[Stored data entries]
##########

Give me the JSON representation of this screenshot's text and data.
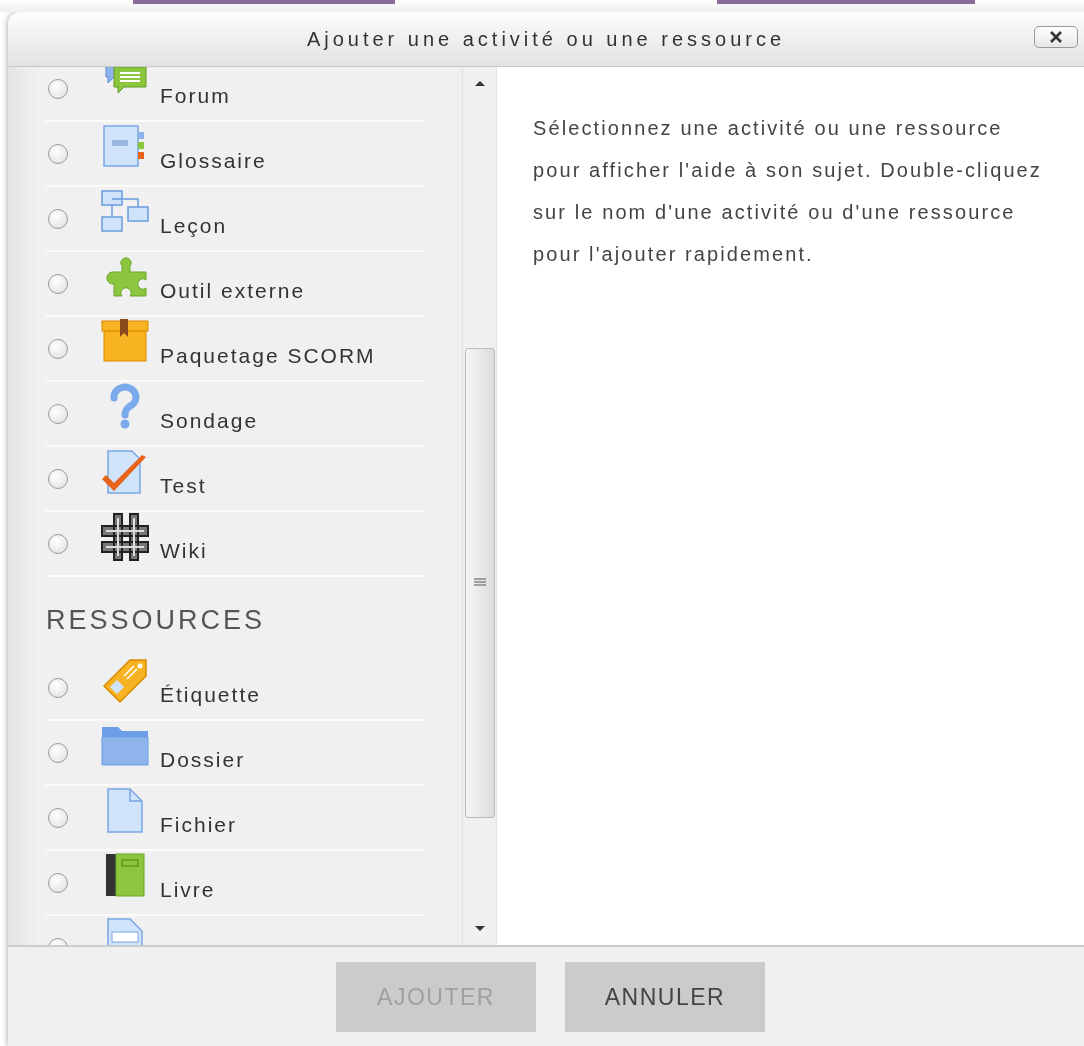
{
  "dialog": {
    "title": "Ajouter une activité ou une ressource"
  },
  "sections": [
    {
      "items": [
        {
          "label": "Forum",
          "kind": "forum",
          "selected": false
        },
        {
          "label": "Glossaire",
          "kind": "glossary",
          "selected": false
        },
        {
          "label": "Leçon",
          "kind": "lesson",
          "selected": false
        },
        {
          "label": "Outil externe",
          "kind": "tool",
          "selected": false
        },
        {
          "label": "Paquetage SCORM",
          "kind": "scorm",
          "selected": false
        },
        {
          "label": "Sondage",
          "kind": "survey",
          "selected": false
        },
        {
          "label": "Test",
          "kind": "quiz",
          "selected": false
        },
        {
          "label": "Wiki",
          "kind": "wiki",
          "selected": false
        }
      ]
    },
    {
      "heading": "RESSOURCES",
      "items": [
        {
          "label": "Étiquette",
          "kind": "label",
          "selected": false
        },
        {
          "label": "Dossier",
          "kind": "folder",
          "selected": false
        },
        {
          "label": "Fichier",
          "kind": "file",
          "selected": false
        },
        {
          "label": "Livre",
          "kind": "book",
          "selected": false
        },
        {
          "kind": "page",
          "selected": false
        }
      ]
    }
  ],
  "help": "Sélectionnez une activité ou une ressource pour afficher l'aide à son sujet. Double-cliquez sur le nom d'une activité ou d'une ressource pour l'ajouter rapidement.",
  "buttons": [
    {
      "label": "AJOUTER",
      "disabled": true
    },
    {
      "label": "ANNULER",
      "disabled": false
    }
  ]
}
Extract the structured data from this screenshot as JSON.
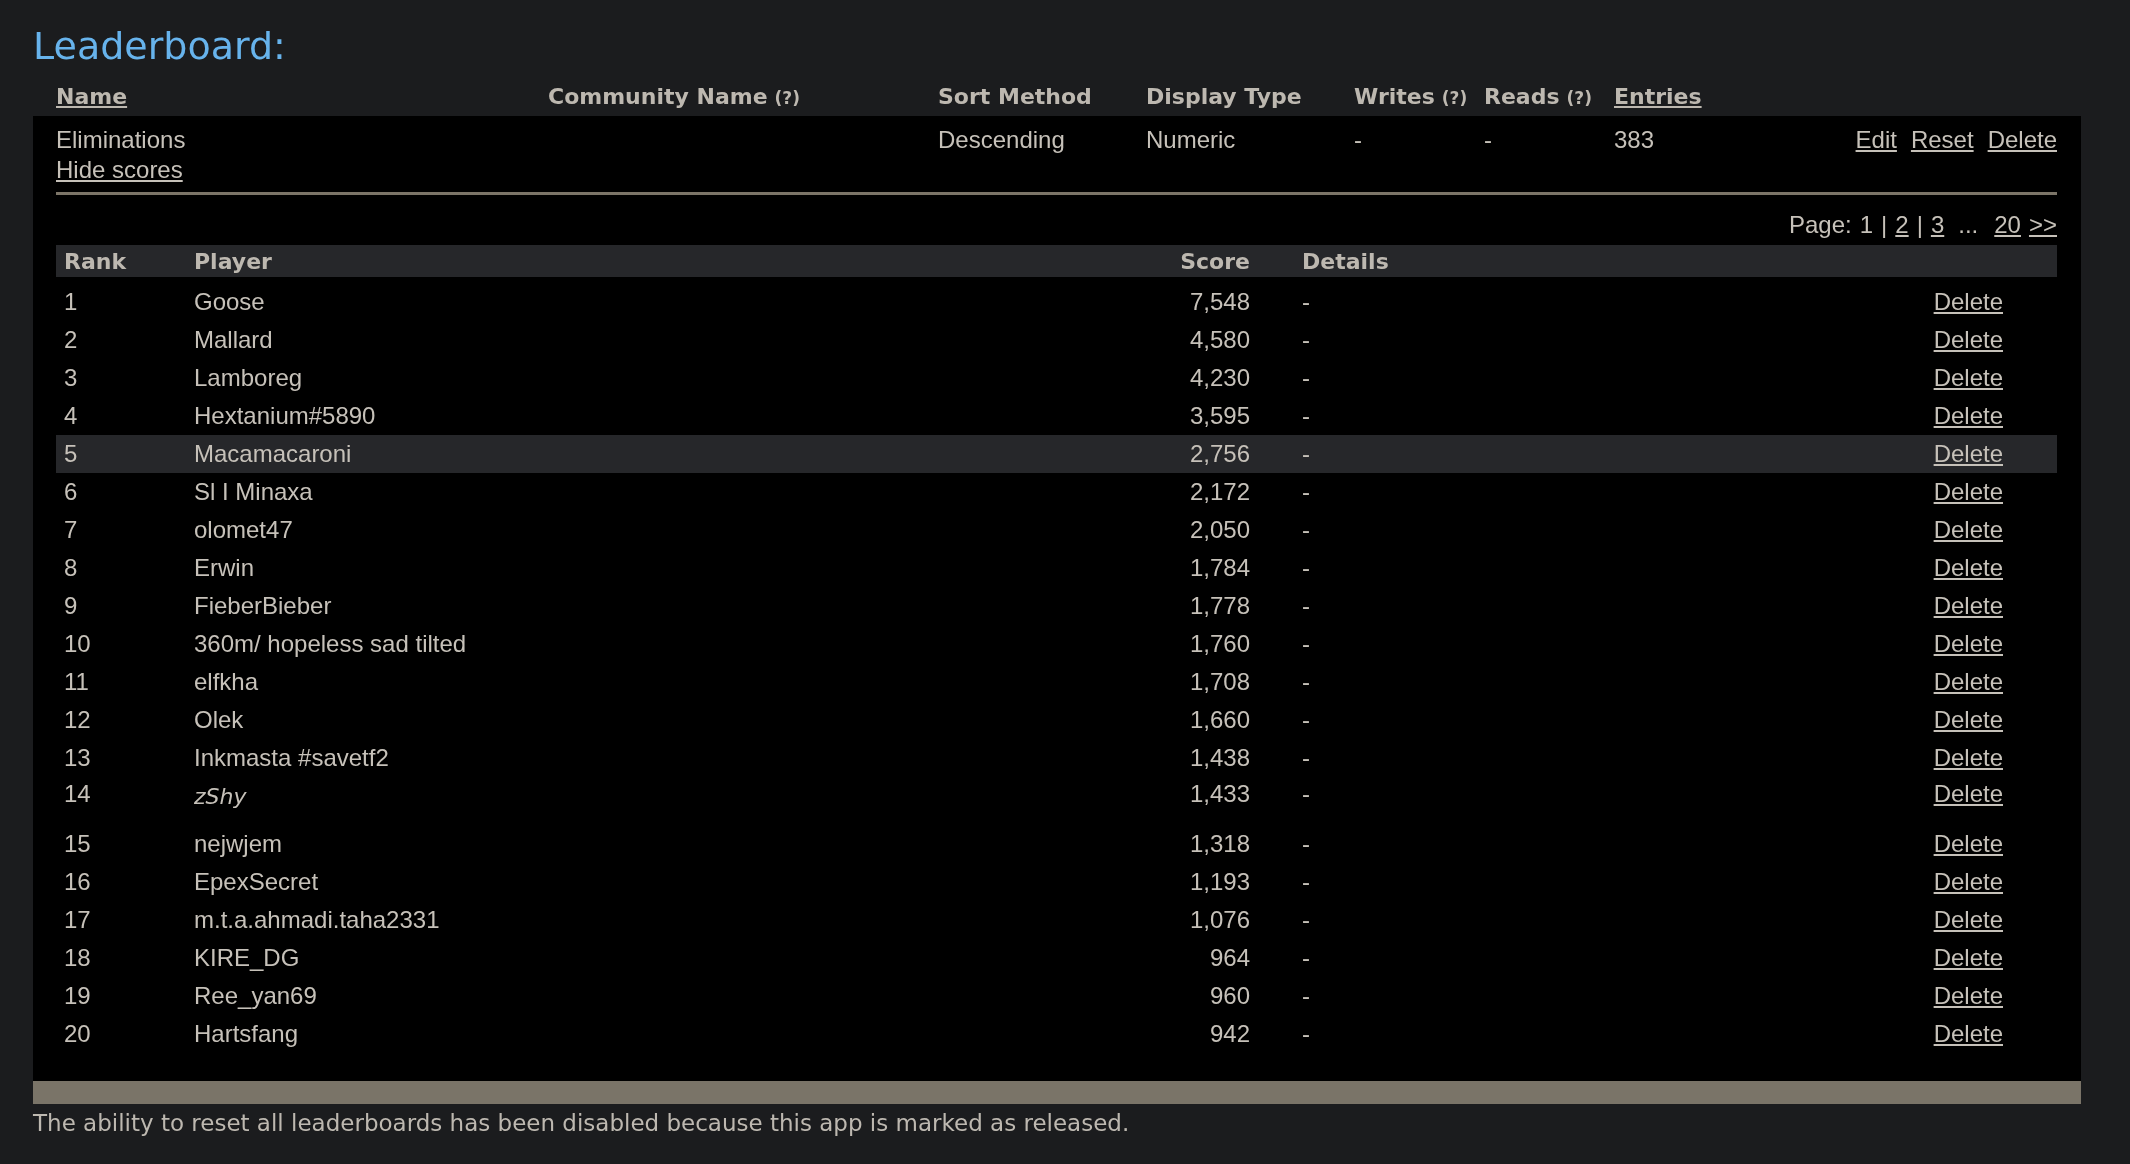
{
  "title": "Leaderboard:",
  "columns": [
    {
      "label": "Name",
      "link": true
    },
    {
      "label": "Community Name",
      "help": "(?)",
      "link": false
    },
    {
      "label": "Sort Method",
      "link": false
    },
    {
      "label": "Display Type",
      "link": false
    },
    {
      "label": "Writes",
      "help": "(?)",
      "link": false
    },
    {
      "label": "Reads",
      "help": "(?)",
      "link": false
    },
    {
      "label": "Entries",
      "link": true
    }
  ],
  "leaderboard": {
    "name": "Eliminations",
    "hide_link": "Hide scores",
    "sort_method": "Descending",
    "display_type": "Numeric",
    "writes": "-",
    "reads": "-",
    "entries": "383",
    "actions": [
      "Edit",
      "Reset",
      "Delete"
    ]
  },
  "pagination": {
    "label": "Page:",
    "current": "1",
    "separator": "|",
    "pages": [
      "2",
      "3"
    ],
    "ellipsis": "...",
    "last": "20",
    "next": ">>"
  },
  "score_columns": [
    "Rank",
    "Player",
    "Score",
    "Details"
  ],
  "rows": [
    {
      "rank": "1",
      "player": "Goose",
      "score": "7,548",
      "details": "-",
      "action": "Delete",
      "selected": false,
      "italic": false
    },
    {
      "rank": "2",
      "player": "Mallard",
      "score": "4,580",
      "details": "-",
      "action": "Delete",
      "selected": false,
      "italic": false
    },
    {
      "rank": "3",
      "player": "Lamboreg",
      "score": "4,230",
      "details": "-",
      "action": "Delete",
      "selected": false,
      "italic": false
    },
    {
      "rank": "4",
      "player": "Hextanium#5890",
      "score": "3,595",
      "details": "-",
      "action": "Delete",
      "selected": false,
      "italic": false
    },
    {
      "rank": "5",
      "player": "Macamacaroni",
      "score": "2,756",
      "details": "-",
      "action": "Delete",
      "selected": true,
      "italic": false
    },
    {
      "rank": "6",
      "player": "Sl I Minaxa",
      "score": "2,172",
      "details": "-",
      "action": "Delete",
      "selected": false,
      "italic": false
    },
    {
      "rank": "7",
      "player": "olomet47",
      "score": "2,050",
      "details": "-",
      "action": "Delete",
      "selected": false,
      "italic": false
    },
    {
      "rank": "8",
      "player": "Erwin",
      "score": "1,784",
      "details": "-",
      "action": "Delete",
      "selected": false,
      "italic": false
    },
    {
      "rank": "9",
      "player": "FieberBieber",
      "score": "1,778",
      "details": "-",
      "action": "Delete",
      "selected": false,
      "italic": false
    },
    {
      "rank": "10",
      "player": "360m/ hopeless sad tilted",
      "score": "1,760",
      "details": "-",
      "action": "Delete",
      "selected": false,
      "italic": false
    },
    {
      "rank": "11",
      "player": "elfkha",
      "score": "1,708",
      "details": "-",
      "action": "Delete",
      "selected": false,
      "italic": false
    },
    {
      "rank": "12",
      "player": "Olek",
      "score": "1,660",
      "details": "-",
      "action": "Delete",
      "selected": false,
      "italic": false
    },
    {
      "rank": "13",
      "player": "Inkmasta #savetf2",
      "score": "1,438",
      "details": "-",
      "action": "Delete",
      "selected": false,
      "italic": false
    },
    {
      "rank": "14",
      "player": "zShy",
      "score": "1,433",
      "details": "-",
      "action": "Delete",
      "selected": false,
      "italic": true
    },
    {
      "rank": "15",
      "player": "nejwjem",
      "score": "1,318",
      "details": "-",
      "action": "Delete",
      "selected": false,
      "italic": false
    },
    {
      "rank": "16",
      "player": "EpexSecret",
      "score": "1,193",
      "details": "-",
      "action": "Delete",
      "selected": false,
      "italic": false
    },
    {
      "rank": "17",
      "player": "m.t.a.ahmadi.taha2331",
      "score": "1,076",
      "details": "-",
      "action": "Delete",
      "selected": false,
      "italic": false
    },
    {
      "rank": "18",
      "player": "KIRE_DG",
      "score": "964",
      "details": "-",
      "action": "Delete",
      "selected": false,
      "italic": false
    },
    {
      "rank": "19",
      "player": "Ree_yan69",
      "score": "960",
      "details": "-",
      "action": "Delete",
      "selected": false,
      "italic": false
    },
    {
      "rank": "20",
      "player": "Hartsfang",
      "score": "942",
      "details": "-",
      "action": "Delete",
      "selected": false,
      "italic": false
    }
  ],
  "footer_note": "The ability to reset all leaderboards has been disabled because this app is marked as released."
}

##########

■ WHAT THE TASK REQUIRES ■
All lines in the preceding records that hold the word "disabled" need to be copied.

■ FINISHED TASK ■
      "disabled": true
      "disabled": false
  "footer_note": "The ability to reset all leaderboards has been disabled because this app is marked as released."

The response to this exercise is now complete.